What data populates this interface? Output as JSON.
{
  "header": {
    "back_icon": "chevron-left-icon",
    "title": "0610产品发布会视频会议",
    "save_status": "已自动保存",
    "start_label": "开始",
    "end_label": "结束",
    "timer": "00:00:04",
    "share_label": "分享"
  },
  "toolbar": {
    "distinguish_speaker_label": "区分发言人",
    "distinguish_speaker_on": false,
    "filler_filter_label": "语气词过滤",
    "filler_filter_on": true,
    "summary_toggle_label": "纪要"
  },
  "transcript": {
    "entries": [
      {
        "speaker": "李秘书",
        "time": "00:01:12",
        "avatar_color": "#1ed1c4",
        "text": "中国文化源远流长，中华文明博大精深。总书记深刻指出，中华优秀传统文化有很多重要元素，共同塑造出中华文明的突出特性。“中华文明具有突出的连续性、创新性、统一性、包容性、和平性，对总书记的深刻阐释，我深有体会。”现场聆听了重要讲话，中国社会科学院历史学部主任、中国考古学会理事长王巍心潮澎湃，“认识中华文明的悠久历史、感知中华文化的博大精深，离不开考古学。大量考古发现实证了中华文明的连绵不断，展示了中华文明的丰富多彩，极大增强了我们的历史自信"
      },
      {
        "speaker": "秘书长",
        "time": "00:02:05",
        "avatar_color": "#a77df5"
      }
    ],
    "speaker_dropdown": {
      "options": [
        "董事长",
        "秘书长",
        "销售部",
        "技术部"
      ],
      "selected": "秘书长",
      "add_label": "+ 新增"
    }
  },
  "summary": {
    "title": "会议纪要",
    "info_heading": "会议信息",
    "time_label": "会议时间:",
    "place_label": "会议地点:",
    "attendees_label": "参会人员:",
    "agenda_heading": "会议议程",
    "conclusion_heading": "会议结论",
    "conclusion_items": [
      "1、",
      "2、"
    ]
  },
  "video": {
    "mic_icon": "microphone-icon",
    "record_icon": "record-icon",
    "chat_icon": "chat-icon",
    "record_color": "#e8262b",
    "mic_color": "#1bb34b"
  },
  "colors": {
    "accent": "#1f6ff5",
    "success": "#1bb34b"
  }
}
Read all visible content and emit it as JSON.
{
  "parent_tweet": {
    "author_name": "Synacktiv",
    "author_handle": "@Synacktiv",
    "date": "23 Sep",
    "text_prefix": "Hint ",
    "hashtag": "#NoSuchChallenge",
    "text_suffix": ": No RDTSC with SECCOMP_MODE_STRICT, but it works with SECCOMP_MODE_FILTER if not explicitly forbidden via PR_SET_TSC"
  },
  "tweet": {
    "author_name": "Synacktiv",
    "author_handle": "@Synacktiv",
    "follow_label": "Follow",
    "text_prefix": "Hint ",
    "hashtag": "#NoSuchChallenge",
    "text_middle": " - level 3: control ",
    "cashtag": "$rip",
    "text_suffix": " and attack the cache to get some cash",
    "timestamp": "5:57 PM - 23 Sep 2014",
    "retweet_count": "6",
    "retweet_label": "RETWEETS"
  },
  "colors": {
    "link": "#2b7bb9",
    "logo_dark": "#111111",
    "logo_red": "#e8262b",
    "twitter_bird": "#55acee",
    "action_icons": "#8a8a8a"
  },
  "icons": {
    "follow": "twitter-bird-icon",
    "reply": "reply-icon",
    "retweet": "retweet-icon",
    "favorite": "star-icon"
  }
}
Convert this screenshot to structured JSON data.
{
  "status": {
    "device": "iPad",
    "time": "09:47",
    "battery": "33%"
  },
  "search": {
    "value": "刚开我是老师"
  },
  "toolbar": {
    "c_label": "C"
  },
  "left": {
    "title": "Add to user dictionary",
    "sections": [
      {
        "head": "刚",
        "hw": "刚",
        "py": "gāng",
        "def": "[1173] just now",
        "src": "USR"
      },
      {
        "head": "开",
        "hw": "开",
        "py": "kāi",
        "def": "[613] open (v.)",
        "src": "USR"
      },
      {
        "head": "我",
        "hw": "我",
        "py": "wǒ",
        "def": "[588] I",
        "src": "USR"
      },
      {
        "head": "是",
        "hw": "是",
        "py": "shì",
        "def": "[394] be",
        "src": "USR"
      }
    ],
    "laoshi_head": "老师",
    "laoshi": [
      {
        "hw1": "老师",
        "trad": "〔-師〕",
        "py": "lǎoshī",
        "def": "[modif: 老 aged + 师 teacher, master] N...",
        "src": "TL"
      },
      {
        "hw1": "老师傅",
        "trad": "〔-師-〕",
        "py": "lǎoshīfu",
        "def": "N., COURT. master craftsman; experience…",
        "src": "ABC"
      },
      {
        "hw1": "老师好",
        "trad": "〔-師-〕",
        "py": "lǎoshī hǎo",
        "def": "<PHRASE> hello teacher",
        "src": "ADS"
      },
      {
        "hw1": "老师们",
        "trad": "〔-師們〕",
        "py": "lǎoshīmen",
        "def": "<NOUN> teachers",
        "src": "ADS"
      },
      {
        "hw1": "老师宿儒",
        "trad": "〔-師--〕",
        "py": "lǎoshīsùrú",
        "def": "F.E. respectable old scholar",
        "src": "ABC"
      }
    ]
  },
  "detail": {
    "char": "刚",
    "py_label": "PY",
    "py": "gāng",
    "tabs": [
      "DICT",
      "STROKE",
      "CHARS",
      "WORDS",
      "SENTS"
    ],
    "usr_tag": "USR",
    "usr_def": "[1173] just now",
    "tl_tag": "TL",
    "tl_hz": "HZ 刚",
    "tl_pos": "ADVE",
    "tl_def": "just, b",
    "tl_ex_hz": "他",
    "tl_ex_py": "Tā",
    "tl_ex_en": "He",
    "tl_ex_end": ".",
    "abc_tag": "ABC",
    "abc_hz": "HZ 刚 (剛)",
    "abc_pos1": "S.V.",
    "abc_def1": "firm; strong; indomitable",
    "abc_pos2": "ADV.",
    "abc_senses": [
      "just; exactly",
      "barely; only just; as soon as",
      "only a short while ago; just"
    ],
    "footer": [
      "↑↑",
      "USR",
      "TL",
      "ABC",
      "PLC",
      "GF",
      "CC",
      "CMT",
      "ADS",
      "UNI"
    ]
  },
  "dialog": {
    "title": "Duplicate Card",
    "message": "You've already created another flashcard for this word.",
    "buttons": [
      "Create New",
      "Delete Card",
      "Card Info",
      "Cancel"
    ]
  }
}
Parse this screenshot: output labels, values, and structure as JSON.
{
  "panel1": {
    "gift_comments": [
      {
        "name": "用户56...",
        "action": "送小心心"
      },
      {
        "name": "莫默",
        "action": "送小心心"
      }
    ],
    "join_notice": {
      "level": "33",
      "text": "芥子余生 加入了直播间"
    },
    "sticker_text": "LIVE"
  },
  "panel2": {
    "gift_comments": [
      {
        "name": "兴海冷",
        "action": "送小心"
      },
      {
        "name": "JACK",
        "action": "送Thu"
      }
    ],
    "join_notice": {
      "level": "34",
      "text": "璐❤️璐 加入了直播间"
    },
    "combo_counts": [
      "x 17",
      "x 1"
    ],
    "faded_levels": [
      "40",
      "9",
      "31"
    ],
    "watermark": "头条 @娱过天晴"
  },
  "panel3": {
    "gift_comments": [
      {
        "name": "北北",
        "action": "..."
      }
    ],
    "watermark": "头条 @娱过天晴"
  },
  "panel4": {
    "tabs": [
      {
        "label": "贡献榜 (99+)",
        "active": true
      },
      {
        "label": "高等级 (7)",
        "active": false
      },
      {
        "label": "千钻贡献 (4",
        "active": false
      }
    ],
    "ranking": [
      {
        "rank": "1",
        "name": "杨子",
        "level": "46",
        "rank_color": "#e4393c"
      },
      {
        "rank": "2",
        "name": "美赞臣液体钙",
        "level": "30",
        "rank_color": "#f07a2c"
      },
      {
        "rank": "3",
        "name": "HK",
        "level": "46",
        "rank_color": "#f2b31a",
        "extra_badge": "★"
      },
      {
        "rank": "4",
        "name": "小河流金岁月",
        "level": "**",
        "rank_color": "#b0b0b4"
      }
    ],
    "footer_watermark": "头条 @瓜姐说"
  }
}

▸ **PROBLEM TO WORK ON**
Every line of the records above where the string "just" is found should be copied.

▸ **FINISHED TASK**
        "def": "[1173] just now",
    "usr_def": "[1173] just now",
    "tl_def": "just, b",
      "just; exactly",
      "barely; only just; as soon as",
      "only a short while ago; just"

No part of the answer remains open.